"It is regressive payable at a flat rate, and for those on low incomes it will represent a substantial hit to their pocket."

His colleagues attempted to pass exemptions for shift workers, teachers, emergency services staff, prison workers, residential adult care staff and those who did not have a bus or rail stop within half a mile of their home, and raised concerns about lone female workers being placed at risk. Labour's Colin Smyth also asked for low earners to be exempted, and for an earnings threshold to be set.

However, Scottish Green and SNP MSPs backed the levy and voted down the proposed exemptions.

Transport minister Michael Matheson said he was "somewhat disappointed" in the attempt to remove the levy. He pointed to Labour-controlled Nottingham council which was the first local authority in the UK to introduce a workplace parking levy, to Edinburgh Labour's council manifesto commitment to introduce such a levy in Scotland's capital, and to comments made by Scottish Labour's environmental spokesperson Claudia Beamish MSP, who has said she is "uncomfortable" with her party's position.

He said: "There are many in the Labour party who believe this is the right approach.

"If there's one thing that's consistent here, it's Labour's inconsistency on this issue. This is for local authorities to introduce such a scheme, it's a power not a duty. Local authorities would have the power to shape it to meet local needs.

"Labour says we must take bold, urgent action to tackle climate change, well let's see what they do about that today, or as ever will it be empty rhetoric with no commitment to deliver on it?"

After his amendments fell, Mr Bibby said: “The SNP's Workplace Parking Levy has been sold as a new revenue stream to fund struggling public services, but in reality it will hit public sector budgets for £5 million they simply don't have.

“When cash-strapped public bodies are handed the bill, it’s more than likely that – like other employers hit by the car park tax – they will pass it on to their workers.

"Councils need adequate funding - not a sticking plaster which will hit the poor and siphon funding from colleges and universities.

"Only Scottish Labour is fighting to end the cuts to councils."

However Green MSP John Finnie said: “The new powers over workplace parking levies will allow local government in our biggest cities to tackle congestion, air pollution and the climate emergency.

"Councils have been asking for these powers for years, and I’m delighted that Greens have been able to deliver this simple and effective change, which will raise much needed funds to improve local public transport services."

MSPs did agree to support amendments to the Bill which would see councils being able to run their own bus companies and a ban on pavement parking.

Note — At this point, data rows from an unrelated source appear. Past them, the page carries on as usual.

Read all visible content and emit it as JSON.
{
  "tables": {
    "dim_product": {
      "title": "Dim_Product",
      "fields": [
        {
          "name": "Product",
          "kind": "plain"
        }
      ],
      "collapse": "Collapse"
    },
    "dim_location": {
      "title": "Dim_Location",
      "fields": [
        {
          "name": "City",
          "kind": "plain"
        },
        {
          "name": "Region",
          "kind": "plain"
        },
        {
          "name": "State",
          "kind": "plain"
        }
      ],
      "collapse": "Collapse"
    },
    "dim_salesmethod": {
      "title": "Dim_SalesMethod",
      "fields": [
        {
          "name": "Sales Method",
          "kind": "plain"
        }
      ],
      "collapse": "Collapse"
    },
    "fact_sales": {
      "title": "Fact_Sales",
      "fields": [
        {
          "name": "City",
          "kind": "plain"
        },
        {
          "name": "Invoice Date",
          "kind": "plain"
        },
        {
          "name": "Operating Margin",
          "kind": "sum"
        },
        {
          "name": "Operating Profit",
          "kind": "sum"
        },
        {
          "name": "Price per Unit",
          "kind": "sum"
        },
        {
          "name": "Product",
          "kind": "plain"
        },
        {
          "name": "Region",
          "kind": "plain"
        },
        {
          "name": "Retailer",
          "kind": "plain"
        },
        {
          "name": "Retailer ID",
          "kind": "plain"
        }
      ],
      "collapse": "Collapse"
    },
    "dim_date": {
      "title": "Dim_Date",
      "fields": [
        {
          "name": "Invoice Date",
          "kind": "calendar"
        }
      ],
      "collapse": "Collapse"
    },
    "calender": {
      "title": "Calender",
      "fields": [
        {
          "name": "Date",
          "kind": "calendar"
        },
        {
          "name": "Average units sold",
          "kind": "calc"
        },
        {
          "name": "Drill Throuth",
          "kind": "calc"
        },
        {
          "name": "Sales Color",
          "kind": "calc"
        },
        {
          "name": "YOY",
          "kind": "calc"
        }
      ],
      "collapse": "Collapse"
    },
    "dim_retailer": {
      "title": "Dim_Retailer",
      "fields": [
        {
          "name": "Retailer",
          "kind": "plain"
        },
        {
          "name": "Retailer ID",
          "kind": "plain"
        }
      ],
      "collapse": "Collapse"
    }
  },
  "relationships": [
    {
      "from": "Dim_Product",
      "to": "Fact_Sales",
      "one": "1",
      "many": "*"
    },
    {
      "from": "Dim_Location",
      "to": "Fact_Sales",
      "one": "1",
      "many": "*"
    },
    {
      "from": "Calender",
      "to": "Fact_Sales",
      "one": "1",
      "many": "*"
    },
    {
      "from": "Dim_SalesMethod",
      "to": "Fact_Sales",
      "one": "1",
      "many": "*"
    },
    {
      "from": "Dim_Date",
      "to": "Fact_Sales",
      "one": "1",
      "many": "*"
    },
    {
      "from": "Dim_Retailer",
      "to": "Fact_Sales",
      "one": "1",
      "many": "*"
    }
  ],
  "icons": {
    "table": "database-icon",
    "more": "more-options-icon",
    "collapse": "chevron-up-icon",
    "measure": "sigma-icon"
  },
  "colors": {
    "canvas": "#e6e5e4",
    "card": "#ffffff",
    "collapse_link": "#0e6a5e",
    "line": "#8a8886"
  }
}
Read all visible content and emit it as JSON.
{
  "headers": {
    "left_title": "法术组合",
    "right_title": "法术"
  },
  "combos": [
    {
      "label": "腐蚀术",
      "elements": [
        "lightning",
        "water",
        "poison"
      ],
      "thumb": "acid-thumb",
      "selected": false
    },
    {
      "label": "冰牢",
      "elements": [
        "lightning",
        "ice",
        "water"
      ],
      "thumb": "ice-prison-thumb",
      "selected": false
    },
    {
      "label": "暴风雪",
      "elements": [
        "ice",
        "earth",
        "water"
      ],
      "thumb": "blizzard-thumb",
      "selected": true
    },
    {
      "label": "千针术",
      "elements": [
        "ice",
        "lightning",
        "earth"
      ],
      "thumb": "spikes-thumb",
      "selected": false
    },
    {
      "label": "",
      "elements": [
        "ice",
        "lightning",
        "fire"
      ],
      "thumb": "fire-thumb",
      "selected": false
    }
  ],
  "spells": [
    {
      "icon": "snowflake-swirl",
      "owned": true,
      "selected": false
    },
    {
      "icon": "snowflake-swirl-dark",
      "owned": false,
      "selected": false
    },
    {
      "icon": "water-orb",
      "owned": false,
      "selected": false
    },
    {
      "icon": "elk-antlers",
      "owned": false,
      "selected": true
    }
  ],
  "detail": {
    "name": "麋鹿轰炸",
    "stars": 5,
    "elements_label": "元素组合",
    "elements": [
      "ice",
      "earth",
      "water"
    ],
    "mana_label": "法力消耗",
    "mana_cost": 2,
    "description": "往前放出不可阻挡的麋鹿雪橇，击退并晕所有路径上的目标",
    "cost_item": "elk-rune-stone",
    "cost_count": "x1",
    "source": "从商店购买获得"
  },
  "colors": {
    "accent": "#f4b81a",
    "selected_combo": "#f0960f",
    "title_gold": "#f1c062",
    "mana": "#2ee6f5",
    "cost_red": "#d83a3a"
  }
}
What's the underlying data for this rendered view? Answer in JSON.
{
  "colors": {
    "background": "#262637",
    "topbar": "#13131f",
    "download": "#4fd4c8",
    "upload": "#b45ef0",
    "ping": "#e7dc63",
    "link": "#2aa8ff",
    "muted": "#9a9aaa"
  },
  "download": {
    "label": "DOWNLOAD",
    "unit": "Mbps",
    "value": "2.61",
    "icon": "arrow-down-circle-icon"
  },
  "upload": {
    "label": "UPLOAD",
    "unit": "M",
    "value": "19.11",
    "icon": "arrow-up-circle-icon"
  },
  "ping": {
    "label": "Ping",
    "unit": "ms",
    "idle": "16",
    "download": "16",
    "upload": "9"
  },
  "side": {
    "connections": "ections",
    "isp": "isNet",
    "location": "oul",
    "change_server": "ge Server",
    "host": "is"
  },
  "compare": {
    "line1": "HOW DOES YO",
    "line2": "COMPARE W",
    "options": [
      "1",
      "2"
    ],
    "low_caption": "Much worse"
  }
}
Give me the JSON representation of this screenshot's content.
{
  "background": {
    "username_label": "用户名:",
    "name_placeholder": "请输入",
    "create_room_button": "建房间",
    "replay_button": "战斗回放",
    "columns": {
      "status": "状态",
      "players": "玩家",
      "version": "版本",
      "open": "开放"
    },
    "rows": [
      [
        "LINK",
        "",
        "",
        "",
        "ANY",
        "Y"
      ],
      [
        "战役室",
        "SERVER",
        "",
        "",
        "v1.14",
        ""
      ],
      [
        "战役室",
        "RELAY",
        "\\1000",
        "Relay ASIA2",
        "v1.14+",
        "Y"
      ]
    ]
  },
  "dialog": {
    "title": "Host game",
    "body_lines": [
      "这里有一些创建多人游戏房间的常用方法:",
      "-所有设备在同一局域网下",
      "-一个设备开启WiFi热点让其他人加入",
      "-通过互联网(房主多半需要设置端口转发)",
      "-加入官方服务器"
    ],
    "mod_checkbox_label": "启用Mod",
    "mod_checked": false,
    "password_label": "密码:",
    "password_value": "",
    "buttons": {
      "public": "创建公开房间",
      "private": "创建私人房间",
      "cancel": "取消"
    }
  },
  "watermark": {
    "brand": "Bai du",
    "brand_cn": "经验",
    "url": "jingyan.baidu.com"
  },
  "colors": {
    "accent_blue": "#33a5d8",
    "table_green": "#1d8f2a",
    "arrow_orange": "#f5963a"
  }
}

Mr Finnie added: “When the Transport Bill was first published it was lacking ambition. I’m delighted therefore that we’ve been able to bring pressure to bear to make it a much more empowering piece of legislation."

The Transport Bill will be passed formally by the Scottish Parliament today.